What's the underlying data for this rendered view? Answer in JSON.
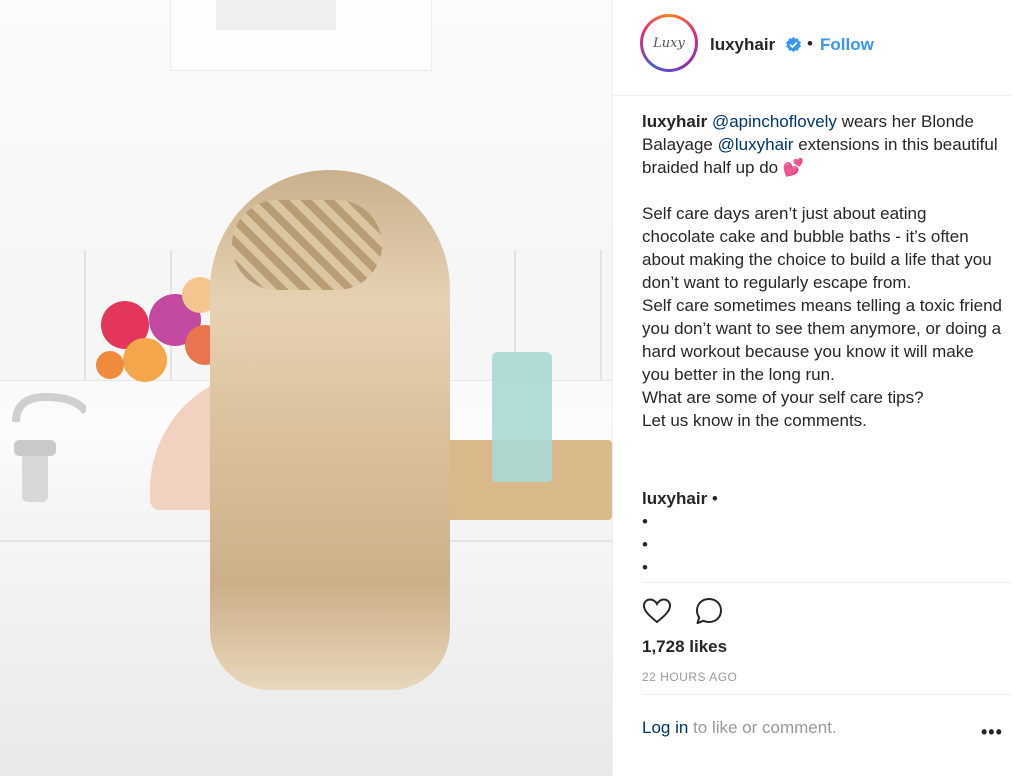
{
  "post": {
    "image_alt": "Woman with long blonde braided half-up hair sitting in a bathtub with flowers",
    "username": "luxyhair",
    "avatar_text": "Luxy",
    "separator": "•",
    "follow_label": "Follow",
    "caption": {
      "username": "luxyhair",
      "mention1": "@apinchoflovely",
      "text1": " wears her Blonde Balayage ",
      "mention2": "@luxyhair",
      "text2": " extensions in this beautiful braided half up do ",
      "emoji": "💕",
      "paragraphs": [
        "Self care days aren’t just about eating chocolate cake and bubble baths - it’s often about making the choice to build a life that you don’t want to regularly escape from.",
        "Self care sometimes means telling a toxic friend you don’t want to see them anymore, or doing a hard workout because you know it will make you better in the long run.",
        "What are some of your self care tips?",
        "Let us know in the comments."
      ]
    },
    "comment": {
      "username": "luxyhair",
      "text": " •",
      "bullets": [
        "•",
        "•",
        "•"
      ]
    },
    "likes": "1,728 likes",
    "time_ago": "22 HOURS AGO",
    "footer": {
      "login_label": "Log in",
      "rest": " to like or comment.",
      "more": "•••"
    }
  },
  "icons": {
    "like": "heart-outline-icon",
    "comment": "speech-bubble-icon",
    "verified": "verified-badge-icon",
    "more": "more-options-icon"
  },
  "colors": {
    "link_blue": "#3897f0",
    "mention_blue": "#003569",
    "meta_gray": "#999999",
    "text": "#262626"
  }
}
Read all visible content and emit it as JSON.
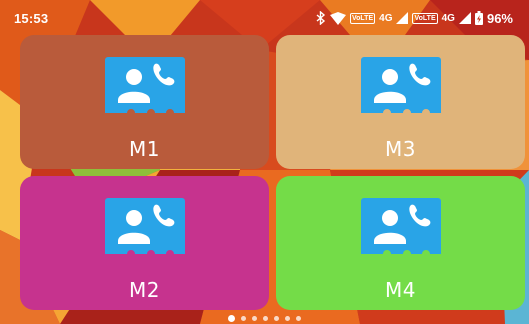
{
  "status_bar": {
    "time": "15:53",
    "volte_1": "VoLTE",
    "network_1": "4G",
    "volte_2": "VoLTE",
    "network_2": "4G",
    "battery": "96%"
  },
  "tiles": [
    {
      "label": "M1",
      "color": "#b95b3b",
      "icon": "contact-card-icon"
    },
    {
      "label": "M3",
      "color": "#e0b47a",
      "icon": "contact-card-icon"
    },
    {
      "label": "M2",
      "color": "#c6338e",
      "icon": "contact-card-icon"
    },
    {
      "label": "M4",
      "color": "#74dc48",
      "icon": "contact-card-icon"
    }
  ],
  "page_indicator": {
    "total": 7,
    "active": 0
  },
  "colors": {
    "icon_card": "#29a4e7",
    "icon_glyph": "#ffffff"
  }
}
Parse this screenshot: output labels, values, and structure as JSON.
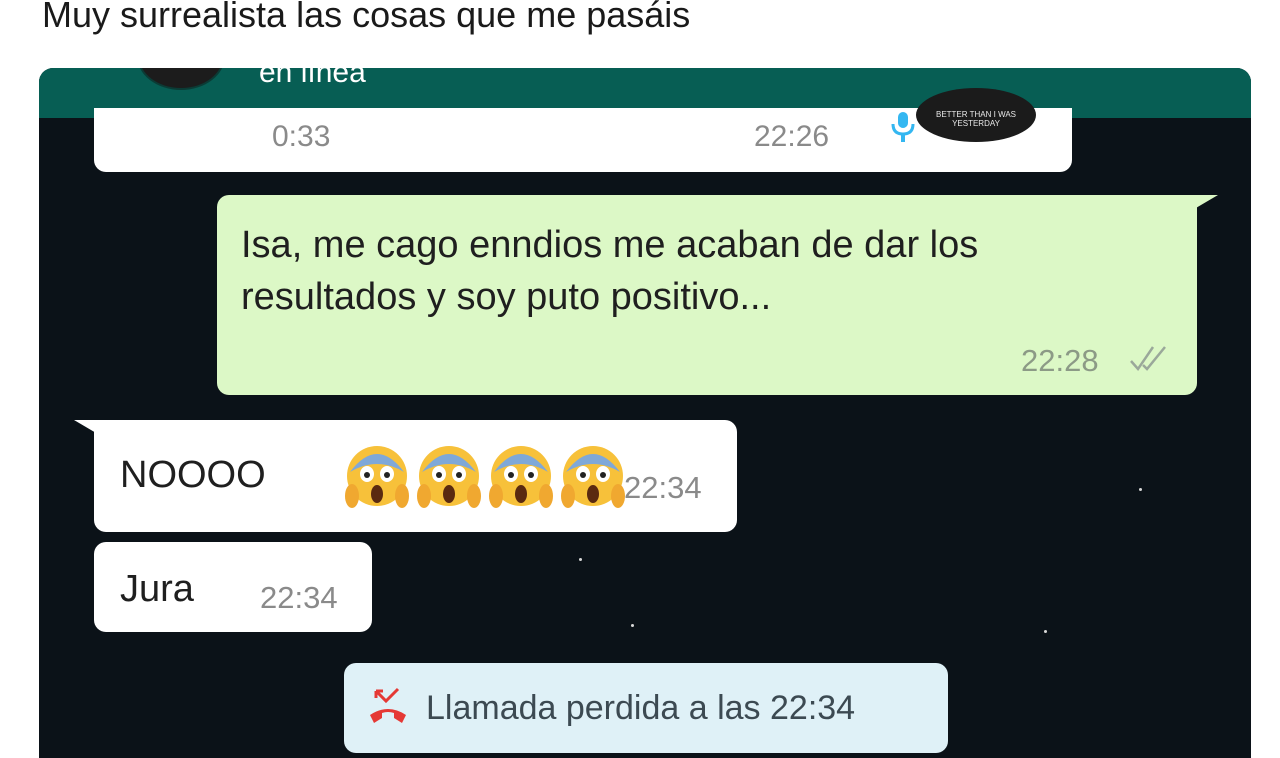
{
  "tweet": {
    "text": "Muy surrealista las cosas que me pasáis"
  },
  "chat": {
    "header": {
      "status": "en línea",
      "avatar_icon": "profile-avatar-icon"
    },
    "audio_message": {
      "duration": "0:33",
      "time": "22:26",
      "mic_icon": "microphone-icon",
      "avatar_text": "BETTER THAN I WAS YESTERDAY"
    },
    "sent_message": {
      "text": "Isa, me cago enndios me acaban de dar los resultados y soy puto positivo...",
      "time": "22:28",
      "status_icon": "double-check-icon"
    },
    "received_1": {
      "text": "NOOOO",
      "emoji_icon": "face-screaming-in-fear-icon",
      "emoji_count": 4,
      "time": "22:34"
    },
    "received_2": {
      "text": "Jura",
      "time": "22:34"
    },
    "missed_call": {
      "text": "Llamada perdida a las 22:34",
      "icon": "missed-call-icon"
    }
  },
  "colors": {
    "header": "#075e54",
    "background": "#0b1218",
    "incoming_bubble": "#ffffff",
    "outgoing_bubble": "#dcf8c6",
    "system_bubble": "#dff1f7",
    "missed_call_icon": "#e53935",
    "mic_icon": "#34b7f1"
  }
}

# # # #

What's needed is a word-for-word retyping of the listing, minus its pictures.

- OUTPUT BELOW:
What's the underlying data for this rendered view? Answer in JSON.
{
  "post": {
    "image_alt": "Woman with long blonde braided half-up hair sitting in a bathtub with flowers",
    "username": "luxyhair",
    "avatar_text": "Luxy",
    "separator": "•",
    "follow_label": "Follow",
    "caption": {
      "username": "luxyhair",
      "mention1": "@apinchoflovely",
      "text1": " wears her Blonde Balayage ",
      "mention2": "@luxyhair",
      "text2": " extensions in this beautiful braided half up do ",
      "emoji": "💕",
      "paragraphs": [
        "Self care days aren’t just about eating chocolate cake and bubble baths - it’s often about making the choice to build a life that you don’t want to regularly escape from.",
        "Self care sometimes means telling a toxic friend you don’t want to see them anymore, or doing a hard workout because you know it will make you better in the long run.",
        "What are some of your self care tips?",
        "Let us know in the comments."
      ]
    },
    "comment": {
      "username": "luxyhair",
      "text": " •",
      "bullets": [
        "•",
        "•",
        "•"
      ]
    },
    "likes": "1,728 likes",
    "time_ago": "22 HOURS AGO",
    "footer": {
      "login_label": "Log in",
      "rest": " to like or comment.",
      "more": "•••"
    }
  },
  "icons": {
    "like": "heart-outline-icon",
    "comment": "speech-bubble-icon",
    "verified": "verified-badge-icon",
    "more": "more-options-icon"
  },
  "colors": {
    "link_blue": "#3897f0",
    "mention_blue": "#003569",
    "meta_gray": "#999999",
    "text": "#262626"
  }
}
Read all visible content and emit it as JSON.
{
  "status_bar": {
    "time": "15:53",
    "volte_1": "VoLTE",
    "network_1": "4G",
    "volte_2": "VoLTE",
    "network_2": "4G",
    "battery": "96%"
  },
  "tiles": [
    {
      "label": "M1",
      "color": "#b95b3b",
      "icon": "contact-card-icon"
    },
    {
      "label": "M3",
      "color": "#e0b47a",
      "icon": "contact-card-icon"
    },
    {
      "label": "M2",
      "color": "#c6338e",
      "icon": "contact-card-icon"
    },
    {
      "label": "M4",
      "color": "#74dc48",
      "icon": "contact-card-icon"
    }
  ],
  "page_indicator": {
    "total": 7,
    "active": 0
  },
  "colors": {
    "icon_card": "#29a4e7",
    "icon_glyph": "#ffffff"
  }
}
Parse this screenshot: output labels, values, and structure as JSON.
{
  "tweet": {
    "text": "Muy surrealista las cosas que me pasáis"
  },
  "chat": {
    "header": {
      "status": "en línea",
      "avatar_icon": "profile-avatar-icon"
    },
    "audio_message": {
      "duration": "0:33",
      "time": "22:26",
      "mic_icon": "microphone-icon",
      "avatar_text": "BETTER THAN I WAS YESTERDAY"
    },
    "sent_message": {
      "text": "Isa, me cago enndios me acaban de dar los resultados y soy puto positivo...",
      "time": "22:28",
      "status_icon": "double-check-icon"
    },
    "received_1": {
      "text": "NOOOO",
      "emoji_icon": "face-screaming-in-fear-icon",
      "emoji_count": 4,
      "time": "22:34"
    },
    "received_2": {
      "text": "Jura",
      "time": "22:34"
    },
    "missed_call": {
      "text": "Llamada perdida a las 22:34",
      "icon": "missed-call-icon"
    }
  },
  "colors": {
    "header": "#075e54",
    "background": "#0b1218",
    "incoming_bubble": "#ffffff",
    "outgoing_bubble": "#dcf8c6",
    "system_bubble": "#dff1f7",
    "missed_call_icon": "#e53935",
    "mic_icon": "#34b7f1"
  }
}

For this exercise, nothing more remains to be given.